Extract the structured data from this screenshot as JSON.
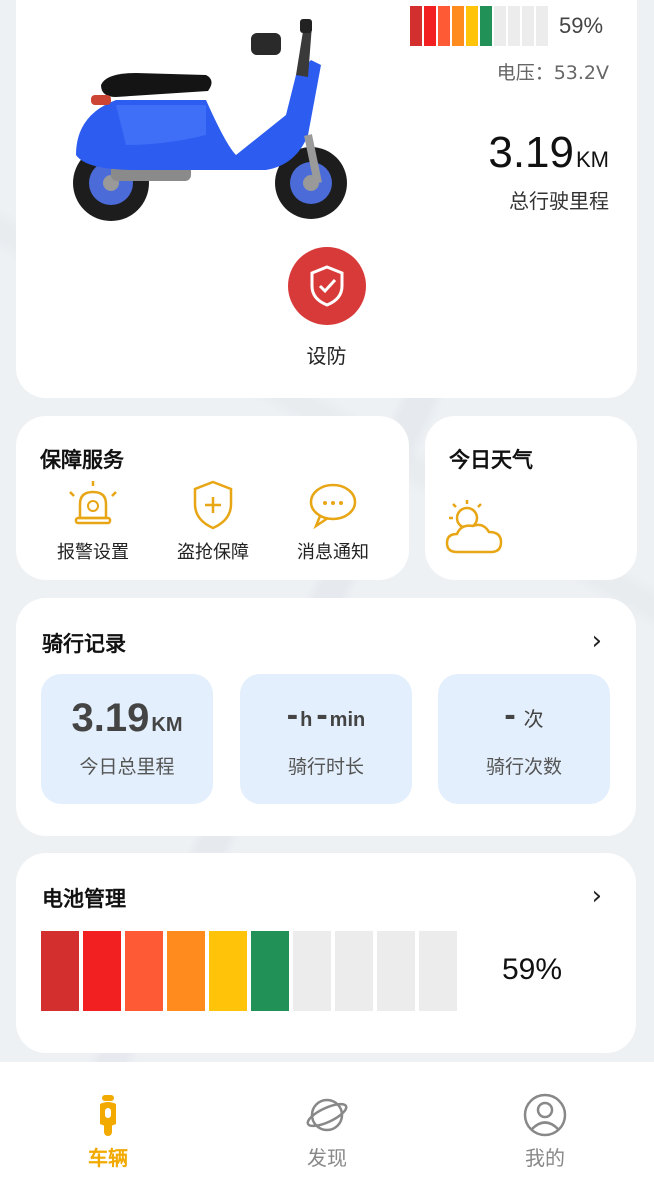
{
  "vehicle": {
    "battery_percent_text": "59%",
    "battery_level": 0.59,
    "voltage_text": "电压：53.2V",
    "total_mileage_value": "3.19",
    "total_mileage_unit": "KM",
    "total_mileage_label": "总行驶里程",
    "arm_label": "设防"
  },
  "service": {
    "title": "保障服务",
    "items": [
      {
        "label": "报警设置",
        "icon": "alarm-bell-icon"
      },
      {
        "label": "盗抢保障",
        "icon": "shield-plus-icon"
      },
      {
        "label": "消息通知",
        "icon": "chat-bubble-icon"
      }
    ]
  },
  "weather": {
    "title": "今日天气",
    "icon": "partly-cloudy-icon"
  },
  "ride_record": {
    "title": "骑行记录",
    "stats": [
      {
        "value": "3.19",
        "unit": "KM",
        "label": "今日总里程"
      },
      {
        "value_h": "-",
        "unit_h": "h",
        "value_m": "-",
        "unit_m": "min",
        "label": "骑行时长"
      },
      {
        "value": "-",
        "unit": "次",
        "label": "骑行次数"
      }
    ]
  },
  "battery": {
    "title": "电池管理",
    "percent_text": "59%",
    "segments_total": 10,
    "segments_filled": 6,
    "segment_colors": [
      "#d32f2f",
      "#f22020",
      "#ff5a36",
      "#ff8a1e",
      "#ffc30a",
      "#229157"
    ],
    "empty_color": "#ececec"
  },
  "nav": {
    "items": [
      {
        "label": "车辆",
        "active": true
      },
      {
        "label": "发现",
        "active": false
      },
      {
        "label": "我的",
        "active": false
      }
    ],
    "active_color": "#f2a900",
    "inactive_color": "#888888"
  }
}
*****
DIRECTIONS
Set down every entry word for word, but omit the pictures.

THE ANSWER
Extract the structured data from this screenshot as JSON.
{
  "vehicle": {
    "battery_percent_text": "59%",
    "battery_level": 0.59,
    "voltage_text": "电压：53.2V",
    "total_mileage_value": "3.19",
    "total_mileage_unit": "KM",
    "total_mileage_label": "总行驶里程",
    "arm_label": "设防"
  },
  "service": {
    "title": "保障服务",
    "items": [
      {
        "label": "报警设置",
        "icon": "alarm-bell-icon"
      },
      {
        "label": "盗抢保障",
        "icon": "shield-plus-icon"
      },
      {
        "label": "消息通知",
        "icon": "chat-bubble-icon"
      }
    ]
  },
  "weather": {
    "title": "今日天气",
    "icon": "partly-cloudy-icon"
  },
  "ride_record": {
    "title": "骑行记录",
    "stats": [
      {
        "value": "3.19",
        "unit": "KM",
        "label": "今日总里程"
      },
      {
        "value_h": "-",
        "unit_h": "h",
        "value_m": "-",
        "unit_m": "min",
        "label": "骑行时长"
      },
      {
        "value": "-",
        "unit": "次",
        "label": "骑行次数"
      }
    ]
  },
  "battery": {
    "title": "电池管理",
    "percent_text": "59%",
    "segments_total": 10,
    "segments_filled": 6,
    "segment_colors": [
      "#d32f2f",
      "#f22020",
      "#ff5a36",
      "#ff8a1e",
      "#ffc30a",
      "#229157"
    ],
    "empty_color": "#ececec"
  },
  "nav": {
    "items": [
      {
        "label": "车辆",
        "active": true
      },
      {
        "label": "发现",
        "active": false
      },
      {
        "label": "我的",
        "active": false
      }
    ],
    "active_color": "#f2a900",
    "inactive_color": "#888888"
  }
}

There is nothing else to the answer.